Varroa ‘lockdown’

Fiure ants, the other plague threatening Queensland

The state government has introduced a hard border lockdown, on the Covid-19 model, and new surveillance methods to help track and hopefully stop the potentially disastrous bee and horticultural industry pest, varroa mite.

Agriculture Minister Mark Furner earlier this year announced a ban on the transport of bees, hives and equipment across the border.

This accompanies official pronouncements that the pest outbreak in New South Wales is out of control and will never be eliminated.

Meanwhile Mr Furner has been criticised by his Opposition counterpart, Shadow Agriculture Minister Tony Perrett, over his announcement of new paperwork “to help keep the destructive varroa mite (Varroa destructor) out of Queensland.”

Mr Furner announced a new app, “the Bee 123 form on the Survey 123 app.”

“Even if suspect mites are not found, information from the Bee 123 form will be used to understand the number and health of beehives in Queensland, and to demonstrate the state remains free of the pest,” Mr Furner said.

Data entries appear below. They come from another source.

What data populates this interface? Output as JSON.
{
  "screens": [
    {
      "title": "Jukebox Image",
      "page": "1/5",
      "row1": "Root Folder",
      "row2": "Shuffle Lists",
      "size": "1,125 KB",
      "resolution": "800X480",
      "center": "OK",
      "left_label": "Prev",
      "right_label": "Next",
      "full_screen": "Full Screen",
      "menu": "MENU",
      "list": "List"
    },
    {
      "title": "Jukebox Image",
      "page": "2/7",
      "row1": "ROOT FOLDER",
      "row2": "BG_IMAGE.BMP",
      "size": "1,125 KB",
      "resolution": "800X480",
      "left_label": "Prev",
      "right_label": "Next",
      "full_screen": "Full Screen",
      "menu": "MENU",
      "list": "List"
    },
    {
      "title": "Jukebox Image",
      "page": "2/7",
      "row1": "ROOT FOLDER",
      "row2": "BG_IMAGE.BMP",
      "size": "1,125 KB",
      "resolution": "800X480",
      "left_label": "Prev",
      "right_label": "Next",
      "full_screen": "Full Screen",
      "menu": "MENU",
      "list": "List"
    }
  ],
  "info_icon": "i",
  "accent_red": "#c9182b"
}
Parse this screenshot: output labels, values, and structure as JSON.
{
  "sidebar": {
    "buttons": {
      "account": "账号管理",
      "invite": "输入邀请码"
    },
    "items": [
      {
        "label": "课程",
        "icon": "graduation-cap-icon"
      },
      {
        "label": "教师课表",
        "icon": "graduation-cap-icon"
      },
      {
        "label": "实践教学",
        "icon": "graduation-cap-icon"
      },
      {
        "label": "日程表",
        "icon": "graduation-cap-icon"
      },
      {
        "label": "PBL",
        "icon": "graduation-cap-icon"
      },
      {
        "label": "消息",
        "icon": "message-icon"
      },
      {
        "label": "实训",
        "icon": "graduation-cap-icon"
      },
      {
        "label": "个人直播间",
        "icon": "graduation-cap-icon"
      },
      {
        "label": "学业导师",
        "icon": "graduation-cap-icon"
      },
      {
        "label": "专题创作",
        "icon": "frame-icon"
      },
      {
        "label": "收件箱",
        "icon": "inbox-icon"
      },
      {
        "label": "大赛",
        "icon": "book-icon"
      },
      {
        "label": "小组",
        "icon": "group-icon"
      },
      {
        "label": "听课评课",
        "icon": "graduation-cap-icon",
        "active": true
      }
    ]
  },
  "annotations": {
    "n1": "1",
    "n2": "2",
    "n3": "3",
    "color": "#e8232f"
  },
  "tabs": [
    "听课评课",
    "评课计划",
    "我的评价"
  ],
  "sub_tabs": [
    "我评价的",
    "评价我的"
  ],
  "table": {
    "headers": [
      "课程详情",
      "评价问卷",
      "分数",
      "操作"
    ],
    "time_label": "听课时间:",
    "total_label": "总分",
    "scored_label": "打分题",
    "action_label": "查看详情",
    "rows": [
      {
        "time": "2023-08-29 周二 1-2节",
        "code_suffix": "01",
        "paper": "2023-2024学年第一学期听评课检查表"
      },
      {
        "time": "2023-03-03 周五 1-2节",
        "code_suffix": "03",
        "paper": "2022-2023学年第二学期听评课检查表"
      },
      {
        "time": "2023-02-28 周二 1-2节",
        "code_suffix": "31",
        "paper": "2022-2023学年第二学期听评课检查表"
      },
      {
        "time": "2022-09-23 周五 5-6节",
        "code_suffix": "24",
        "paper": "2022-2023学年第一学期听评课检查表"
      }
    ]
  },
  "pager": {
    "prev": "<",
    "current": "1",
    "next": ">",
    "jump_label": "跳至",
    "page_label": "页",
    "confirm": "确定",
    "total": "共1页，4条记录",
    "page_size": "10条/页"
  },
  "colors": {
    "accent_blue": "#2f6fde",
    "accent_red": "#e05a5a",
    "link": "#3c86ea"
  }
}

“Early detection is essential to ensure any varroa mites entering Australia are contained.”

Mr Perrett said Biosecurity issues needed more than a form and an app.

Mr Furner’s response was “all about the paperwork,” he said.

Meanwhile the other rapidly spreading “cane toad” confronting Australia, the South American fire ant, has been reported as heading north, after already spreading west and south from its original detection site, west of Brisbane.

The pest is now headed our way and has been detected at Morayfield, between Brisbane and the Sunshine Coast.